The National Trust is for everyone – we were founded for the benefit of the whole nation. We receive on average more than 26.9 million visits each year to the places we care for that have an entry fee, and an estimated 100m visits to the outdoor places that are free of charge. Paying visitors, together with our 5.6 million members and more than 53,000 volunteers, support our work to care for nature, beauty, history. For everyone, for ever.

About Historic England

We are Historic England, the public body that helps people care for, enjoy and celebrate England’s spectacular historic environment, from beaches and battlefields to parks and pie shops. We protect, champion and save the places that define who we are and where we’ve come from as a nation. We care passionately about the stories they tell, the ideas they represent and the people who live, work and play among them. Working with communities and specialists we share our passion, knowledge and skills to inspire interest, care and conservation, so everyone can keep enjoying and looking after the history that surrounds us all.

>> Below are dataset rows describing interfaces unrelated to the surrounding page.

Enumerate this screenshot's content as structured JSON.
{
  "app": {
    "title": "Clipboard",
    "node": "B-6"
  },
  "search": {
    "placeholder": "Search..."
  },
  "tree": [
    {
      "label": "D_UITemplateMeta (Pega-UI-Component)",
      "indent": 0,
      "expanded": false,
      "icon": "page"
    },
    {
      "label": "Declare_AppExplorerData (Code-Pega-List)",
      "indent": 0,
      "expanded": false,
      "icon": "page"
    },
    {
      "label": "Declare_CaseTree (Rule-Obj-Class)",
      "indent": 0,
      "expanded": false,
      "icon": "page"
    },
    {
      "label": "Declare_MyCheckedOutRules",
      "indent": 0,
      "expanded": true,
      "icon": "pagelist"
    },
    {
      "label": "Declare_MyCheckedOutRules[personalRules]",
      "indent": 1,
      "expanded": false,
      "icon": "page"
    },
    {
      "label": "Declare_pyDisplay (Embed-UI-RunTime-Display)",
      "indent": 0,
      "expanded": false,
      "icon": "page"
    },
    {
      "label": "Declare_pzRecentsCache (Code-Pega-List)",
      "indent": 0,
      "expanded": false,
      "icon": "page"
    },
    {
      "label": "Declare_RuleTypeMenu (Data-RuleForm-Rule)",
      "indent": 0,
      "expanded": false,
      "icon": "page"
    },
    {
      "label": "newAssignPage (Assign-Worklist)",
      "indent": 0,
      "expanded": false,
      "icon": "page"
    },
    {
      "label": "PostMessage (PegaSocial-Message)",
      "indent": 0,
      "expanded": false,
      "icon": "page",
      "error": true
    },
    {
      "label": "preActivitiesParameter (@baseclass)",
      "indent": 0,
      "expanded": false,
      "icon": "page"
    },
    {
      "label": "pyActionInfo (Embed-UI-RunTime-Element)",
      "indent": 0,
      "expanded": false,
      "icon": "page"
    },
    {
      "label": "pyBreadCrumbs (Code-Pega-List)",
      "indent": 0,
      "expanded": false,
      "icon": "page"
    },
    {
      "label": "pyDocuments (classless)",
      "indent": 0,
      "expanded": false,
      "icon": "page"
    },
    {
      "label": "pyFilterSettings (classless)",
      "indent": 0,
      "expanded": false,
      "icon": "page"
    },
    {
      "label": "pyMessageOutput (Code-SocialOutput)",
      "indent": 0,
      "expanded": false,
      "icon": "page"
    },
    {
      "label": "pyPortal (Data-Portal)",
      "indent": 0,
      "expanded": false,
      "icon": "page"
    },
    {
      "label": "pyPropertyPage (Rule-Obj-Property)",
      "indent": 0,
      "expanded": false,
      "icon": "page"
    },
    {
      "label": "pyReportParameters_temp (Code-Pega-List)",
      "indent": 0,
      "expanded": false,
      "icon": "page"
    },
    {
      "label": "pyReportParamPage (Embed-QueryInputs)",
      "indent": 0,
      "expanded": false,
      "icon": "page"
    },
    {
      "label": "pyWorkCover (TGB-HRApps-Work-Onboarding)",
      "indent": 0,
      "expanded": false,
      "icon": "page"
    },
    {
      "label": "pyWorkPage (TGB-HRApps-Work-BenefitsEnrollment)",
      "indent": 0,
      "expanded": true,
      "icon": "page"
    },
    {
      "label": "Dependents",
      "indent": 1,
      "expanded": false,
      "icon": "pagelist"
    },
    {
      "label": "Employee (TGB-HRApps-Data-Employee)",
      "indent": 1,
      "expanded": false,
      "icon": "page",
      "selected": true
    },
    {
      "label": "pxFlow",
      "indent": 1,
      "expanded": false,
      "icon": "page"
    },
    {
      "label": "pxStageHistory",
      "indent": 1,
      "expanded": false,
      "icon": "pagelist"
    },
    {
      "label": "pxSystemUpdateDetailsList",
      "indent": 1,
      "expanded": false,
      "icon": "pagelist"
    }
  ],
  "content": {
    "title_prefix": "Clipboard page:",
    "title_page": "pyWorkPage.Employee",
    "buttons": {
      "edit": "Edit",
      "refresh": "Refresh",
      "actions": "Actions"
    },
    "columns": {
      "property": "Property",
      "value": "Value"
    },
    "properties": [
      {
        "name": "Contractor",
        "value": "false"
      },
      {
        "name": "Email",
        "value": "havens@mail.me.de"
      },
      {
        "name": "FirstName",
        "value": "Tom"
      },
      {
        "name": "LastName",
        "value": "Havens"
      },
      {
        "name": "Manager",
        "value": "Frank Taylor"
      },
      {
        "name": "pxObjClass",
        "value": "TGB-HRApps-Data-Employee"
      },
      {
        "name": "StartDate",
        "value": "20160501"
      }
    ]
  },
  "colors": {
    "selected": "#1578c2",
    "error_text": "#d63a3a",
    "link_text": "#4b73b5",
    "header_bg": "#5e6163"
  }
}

About English Heritage

English Heritage cares for over 400 historic buildings, monuments and sites – from world-famous prehistoric sites to grand medieval castles, from Roman forts on the edges of the empire to a Cold War bunker. Through these, we bring the story of England to life for over 10 million people each year. Registered charity no. 1140351 www.english-heritage.org.uk

Media Contact Details

Bournemouth University
Department of Archaeology and Anthropology
Bournemouth University, Talbot Campus, Poole, Dorset, BH12 5BB, UK
Email: newsdesk@bournemouth.ac.uk 
Tel: +44 (0)7715 812218

University of York
Department of Archaeology
University of York, King’s Manor, York, YO1 7EP, UK
Email: archaeology@adminTel: +44 (0) 1904 323972